-- Action item --
From the first entry to the last, repeat them all exactly.
□ □ □
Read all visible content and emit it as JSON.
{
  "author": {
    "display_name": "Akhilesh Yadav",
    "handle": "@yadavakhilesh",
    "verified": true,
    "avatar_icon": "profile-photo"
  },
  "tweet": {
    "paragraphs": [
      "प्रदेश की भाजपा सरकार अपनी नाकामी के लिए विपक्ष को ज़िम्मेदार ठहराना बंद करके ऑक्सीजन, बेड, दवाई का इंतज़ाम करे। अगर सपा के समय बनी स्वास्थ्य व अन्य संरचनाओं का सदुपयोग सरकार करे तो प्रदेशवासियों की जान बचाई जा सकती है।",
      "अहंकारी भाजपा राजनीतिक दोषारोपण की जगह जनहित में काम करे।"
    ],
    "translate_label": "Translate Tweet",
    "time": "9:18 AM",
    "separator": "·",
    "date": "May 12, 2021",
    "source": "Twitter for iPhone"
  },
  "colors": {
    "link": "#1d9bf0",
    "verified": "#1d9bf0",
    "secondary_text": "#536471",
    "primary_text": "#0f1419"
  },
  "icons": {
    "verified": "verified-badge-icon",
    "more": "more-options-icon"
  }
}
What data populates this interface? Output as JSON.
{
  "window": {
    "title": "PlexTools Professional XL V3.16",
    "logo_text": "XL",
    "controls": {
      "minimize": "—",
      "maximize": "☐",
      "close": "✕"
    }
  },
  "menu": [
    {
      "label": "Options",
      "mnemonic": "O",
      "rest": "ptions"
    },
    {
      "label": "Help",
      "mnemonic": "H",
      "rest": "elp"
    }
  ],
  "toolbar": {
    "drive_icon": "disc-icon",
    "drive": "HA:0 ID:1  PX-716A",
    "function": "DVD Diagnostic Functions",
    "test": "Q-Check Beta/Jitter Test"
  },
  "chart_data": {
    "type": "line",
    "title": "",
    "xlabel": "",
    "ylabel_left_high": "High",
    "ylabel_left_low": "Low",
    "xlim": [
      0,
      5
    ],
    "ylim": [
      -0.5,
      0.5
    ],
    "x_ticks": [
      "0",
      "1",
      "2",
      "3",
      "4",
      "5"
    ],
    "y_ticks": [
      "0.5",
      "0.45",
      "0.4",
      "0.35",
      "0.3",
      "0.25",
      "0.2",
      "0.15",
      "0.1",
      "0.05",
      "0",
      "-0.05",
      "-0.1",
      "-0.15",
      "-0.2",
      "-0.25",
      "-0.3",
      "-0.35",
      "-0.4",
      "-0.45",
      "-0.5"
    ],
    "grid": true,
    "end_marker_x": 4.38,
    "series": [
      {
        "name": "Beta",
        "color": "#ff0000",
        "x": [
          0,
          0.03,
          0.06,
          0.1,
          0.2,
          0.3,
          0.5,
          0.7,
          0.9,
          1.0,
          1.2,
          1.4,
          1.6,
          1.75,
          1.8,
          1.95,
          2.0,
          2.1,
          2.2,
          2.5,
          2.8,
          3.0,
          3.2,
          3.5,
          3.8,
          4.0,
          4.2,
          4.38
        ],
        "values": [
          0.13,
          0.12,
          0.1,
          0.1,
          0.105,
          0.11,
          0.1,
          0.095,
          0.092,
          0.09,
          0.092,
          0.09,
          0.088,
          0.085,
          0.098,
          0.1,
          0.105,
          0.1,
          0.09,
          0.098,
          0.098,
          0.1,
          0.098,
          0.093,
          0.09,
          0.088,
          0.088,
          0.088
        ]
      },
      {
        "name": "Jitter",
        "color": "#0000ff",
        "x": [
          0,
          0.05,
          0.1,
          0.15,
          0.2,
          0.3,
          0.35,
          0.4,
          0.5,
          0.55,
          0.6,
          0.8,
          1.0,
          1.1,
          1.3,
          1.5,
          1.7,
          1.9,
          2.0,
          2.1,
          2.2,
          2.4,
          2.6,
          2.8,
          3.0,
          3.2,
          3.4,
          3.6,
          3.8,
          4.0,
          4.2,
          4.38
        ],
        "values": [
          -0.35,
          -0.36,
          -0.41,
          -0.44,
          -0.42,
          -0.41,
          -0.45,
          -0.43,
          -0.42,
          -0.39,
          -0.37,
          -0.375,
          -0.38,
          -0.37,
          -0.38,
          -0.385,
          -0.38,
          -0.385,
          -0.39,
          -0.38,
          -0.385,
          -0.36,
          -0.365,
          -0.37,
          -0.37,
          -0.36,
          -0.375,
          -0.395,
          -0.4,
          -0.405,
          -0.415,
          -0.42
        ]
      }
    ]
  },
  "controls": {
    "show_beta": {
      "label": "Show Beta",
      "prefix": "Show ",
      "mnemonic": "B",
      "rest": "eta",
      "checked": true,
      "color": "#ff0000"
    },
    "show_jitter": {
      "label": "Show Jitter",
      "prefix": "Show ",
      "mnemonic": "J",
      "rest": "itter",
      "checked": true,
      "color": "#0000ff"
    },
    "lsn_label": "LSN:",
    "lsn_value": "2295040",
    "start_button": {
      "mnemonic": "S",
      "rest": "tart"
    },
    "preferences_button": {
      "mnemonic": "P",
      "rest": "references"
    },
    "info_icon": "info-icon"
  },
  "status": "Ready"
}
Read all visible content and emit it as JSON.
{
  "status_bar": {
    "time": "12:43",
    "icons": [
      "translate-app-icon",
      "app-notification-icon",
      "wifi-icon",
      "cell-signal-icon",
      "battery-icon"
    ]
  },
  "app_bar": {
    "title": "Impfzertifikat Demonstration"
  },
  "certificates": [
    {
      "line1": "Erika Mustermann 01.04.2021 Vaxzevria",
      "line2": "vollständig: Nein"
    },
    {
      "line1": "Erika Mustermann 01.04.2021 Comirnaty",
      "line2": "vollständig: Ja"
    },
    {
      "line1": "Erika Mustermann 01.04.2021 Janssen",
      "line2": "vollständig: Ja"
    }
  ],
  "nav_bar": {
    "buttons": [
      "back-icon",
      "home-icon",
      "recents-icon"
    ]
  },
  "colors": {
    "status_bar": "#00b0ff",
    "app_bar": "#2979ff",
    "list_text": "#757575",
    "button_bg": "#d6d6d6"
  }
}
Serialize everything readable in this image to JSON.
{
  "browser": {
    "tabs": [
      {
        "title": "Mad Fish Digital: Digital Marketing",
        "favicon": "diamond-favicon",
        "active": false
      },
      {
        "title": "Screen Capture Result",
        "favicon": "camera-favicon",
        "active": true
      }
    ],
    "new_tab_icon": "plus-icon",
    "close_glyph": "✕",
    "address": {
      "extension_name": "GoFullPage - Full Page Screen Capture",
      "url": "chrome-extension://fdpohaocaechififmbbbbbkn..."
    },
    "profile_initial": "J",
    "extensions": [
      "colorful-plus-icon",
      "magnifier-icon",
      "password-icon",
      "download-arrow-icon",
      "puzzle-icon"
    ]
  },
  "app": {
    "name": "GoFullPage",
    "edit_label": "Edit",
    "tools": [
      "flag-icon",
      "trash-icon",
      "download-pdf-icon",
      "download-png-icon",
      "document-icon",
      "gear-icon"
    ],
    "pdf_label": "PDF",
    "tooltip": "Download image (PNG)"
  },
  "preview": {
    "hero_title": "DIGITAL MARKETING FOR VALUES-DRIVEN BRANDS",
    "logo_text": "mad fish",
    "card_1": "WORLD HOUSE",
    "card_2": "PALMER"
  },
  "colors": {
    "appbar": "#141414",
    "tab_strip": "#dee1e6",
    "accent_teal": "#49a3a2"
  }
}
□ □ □
-- Result --
Read all visible content and emit it as JSON.
{
  "author": {
    "display_name": "Akhilesh Yadav",
    "handle": "@yadavakhilesh",
    "verified": true,
    "avatar_icon": "profile-photo"
  },
  "tweet": {
    "paragraphs": [
      "प्रदेश की भाजपा सरकार अपनी नाकामी के लिए विपक्ष को ज़िम्मेदार ठहराना बंद करके ऑक्सीजन, बेड, दवाई का इंतज़ाम करे। अगर सपा के समय बनी स्वास्थ्य व अन्य संरचनाओं का सदुपयोग सरकार करे तो प्रदेशवासियों की जान बचाई जा सकती है।",
      "अहंकारी भाजपा राजनीतिक दोषारोपण की जगह जनहित में काम करे।"
    ],
    "translate_label": "Translate Tweet",
    "time": "9:18 AM",
    "separator": "·",
    "date": "May 12, 2021",
    "source": "Twitter for iPhone"
  },
  "colors": {
    "link": "#1d9bf0",
    "verified": "#1d9bf0",
    "secondary_text": "#536471",
    "primary_text": "#0f1419"
  },
  "icons": {
    "verified": "verified-badge-icon",
    "more": "more-options-icon"
  }
}
What data populates this interface? Output as JSON.
{
  "window": {
    "title": "PlexTools Professional XL V3.16",
    "logo_text": "XL",
    "controls": {
      "minimize": "—",
      "maximize": "☐",
      "close": "✕"
    }
  },
  "menu": [
    {
      "label": "Options",
      "mnemonic": "O",
      "rest": "ptions"
    },
    {
      "label": "Help",
      "mnemonic": "H",
      "rest": "elp"
    }
  ],
  "toolbar": {
    "drive_icon": "disc-icon",
    "drive": "HA:0 ID:1  PX-716A",
    "function": "DVD Diagnostic Functions",
    "test": "Q-Check Beta/Jitter Test"
  },
  "chart_data": {
    "type": "line",
    "title": "",
    "xlabel": "",
    "ylabel_left_high": "High",
    "ylabel_left_low": "Low",
    "xlim": [
      0,
      5
    ],
    "ylim": [
      -0.5,
      0.5
    ],
    "x_ticks": [
      "0",
      "1",
      "2",
      "3",
      "4",
      "5"
    ],
    "y_ticks": [
      "0.5",
      "0.45",
      "0.4",
      "0.35",
      "0.3",
      "0.25",
      "0.2",
      "0.15",
      "0.1",
      "0.05",
      "0",
      "-0.05",
      "-0.1",
      "-0.15",
      "-0.2",
      "-0.25",
      "-0.3",
      "-0.35",
      "-0.4",
      "-0.45",
      "-0.5"
    ],
    "grid": true,
    "end_marker_x": 4.38,
    "series": [
      {
        "name": "Beta",
        "color": "#ff0000",
        "x": [
          0,
          0.03,
          0.06,
          0.1,
          0.2,
          0.3,
          0.5,
          0.7,
          0.9,
          1.0,
          1.2,
          1.4,
          1.6,
          1.75,
          1.8,
          1.95,
          2.0,
          2.1,
          2.2,
          2.5,
          2.8,
          3.0,
          3.2,
          3.5,
          3.8,
          4.0,
          4.2,
          4.38
        ],
        "values": [
          0.13,
          0.12,
          0.1,
          0.1,
          0.105,
          0.11,
          0.1,
          0.095,
          0.092,
          0.09,
          0.092,
          0.09,
          0.088,
          0.085,
          0.098,
          0.1,
          0.105,
          0.1,
          0.09,
          0.098,
          0.098,
          0.1,
          0.098,
          0.093,
          0.09,
          0.088,
          0.088,
          0.088
        ]
      },
      {
        "name": "Jitter",
        "color": "#0000ff",
        "x": [
          0,
          0.05,
          0.1,
          0.15,
          0.2,
          0.3,
          0.35,
          0.4,
          0.5,
          0.55,
          0.6,
          0.8,
          1.0,
          1.1,
          1.3,
          1.5,
          1.7,
          1.9,
          2.0,
          2.1,
          2.2,
          2.4,
          2.6,
          2.8,
          3.0,
          3.2,
          3.4,
          3.6,
          3.8,
          4.0,
          4.2,
          4.38
        ],
        "values": [
          -0.35,
          -0.36,
          -0.41,
          -0.44,
          -0.42,
          -0.41,
          -0.45,
          -0.43,
          -0.42,
          -0.39,
          -0.37,
          -0.375,
          -0.38,
          -0.37,
          -0.38,
          -0.385,
          -0.38,
          -0.385,
          -0.39,
          -0.38,
          -0.385,
          -0.36,
          -0.365,
          -0.37,
          -0.37,
          -0.36,
          -0.375,
          -0.395,
          -0.4,
          -0.405,
          -0.415,
          -0.42
        ]
      }
    ]
  },
  "controls": {
    "show_beta": {
      "label": "Show Beta",
      "prefix": "Show ",
      "mnemonic": "B",
      "rest": "eta",
      "checked": true,
      "color": "#ff0000"
    },
    "show_jitter": {
      "label": "Show Jitter",
      "prefix": "Show ",
      "mnemonic": "J",
      "rest": "itter",
      "checked": true,
      "color": "#0000ff"
    },
    "lsn_label": "LSN:",
    "lsn_value": "2295040",
    "start_button": {
      "mnemonic": "S",
      "rest": "tart"
    },
    "preferences_button": {
      "mnemonic": "P",
      "rest": "references"
    },
    "info_icon": "info-icon"
  },
  "status": "Ready"
}
Read all visible content and emit it as JSON.
{
  "status_bar": {
    "time": "12:43",
    "icons": [
      "translate-app-icon",
      "app-notification-icon",
      "wifi-icon",
      "cell-signal-icon",
      "battery-icon"
    ]
  },
  "app_bar": {
    "title": "Impfzertifikat Demonstration"
  },
  "certificates": [
    {
      "line1": "Erika Mustermann 01.04.2021 Vaxzevria",
      "line2": "vollständig: Nein"
    },
    {
      "line1": "Erika Mustermann 01.04.2021 Comirnaty",
      "line2": "vollständig: Ja"
    },
    {
      "line1": "Erika Mustermann 01.04.2021 Janssen",
      "line2": "vollständig: Ja"
    }
  ],
  "nav_bar": {
    "buttons": [
      "back-icon",
      "home-icon",
      "recents-icon"
    ]
  },
  "colors": {
    "status_bar": "#00b0ff",
    "app_bar": "#2979ff",
    "list_text": "#757575",
    "button_bg": "#d6d6d6"
  }
}
Serialize everything readable in this image to JSON.
{
  "browser": {
    "tabs": [
      {
        "title": "Mad Fish Digital: Digital Marketing",
        "favicon": "diamond-favicon",
        "active": false
      },
      {
        "title": "Screen Capture Result",
        "favicon": "camera-favicon",
        "active": true
      }
    ],
    "new_tab_icon": "plus-icon",
    "close_glyph": "✕",
    "address": {
      "extension_name": "GoFullPage - Full Page Screen Capture",
      "url": "chrome-extension://fdpohaocaechififmbbbbbkn..."
    },
    "profile_initial": "J",
    "extensions": [
      "colorful-plus-icon",
      "magnifier-icon",
      "password-icon",
      "download-arrow-icon",
      "puzzle-icon"
    ]
  },
  "app": {
    "name": "GoFullPage",
    "edit_label": "Edit",
    "tools": [
      "flag-icon",
      "trash-icon",
      "download-pdf-icon",
      "download-png-icon",
      "document-icon",
      "gear-icon"
    ],
    "pdf_label": "PDF",
    "tooltip": "Download image (PNG)"
  },
  "preview": {
    "hero_title": "DIGITAL MARKETING FOR VALUES-DRIVEN BRANDS",
    "logo_text": "mad fish",
    "card_1": "WORLD HOUSE",
    "card_2": "PALMER"
  },
  "colors": {
    "appbar": "#141414",
    "tab_strip": "#dee1e6",
    "accent_teal": "#49a3a2"
  }
}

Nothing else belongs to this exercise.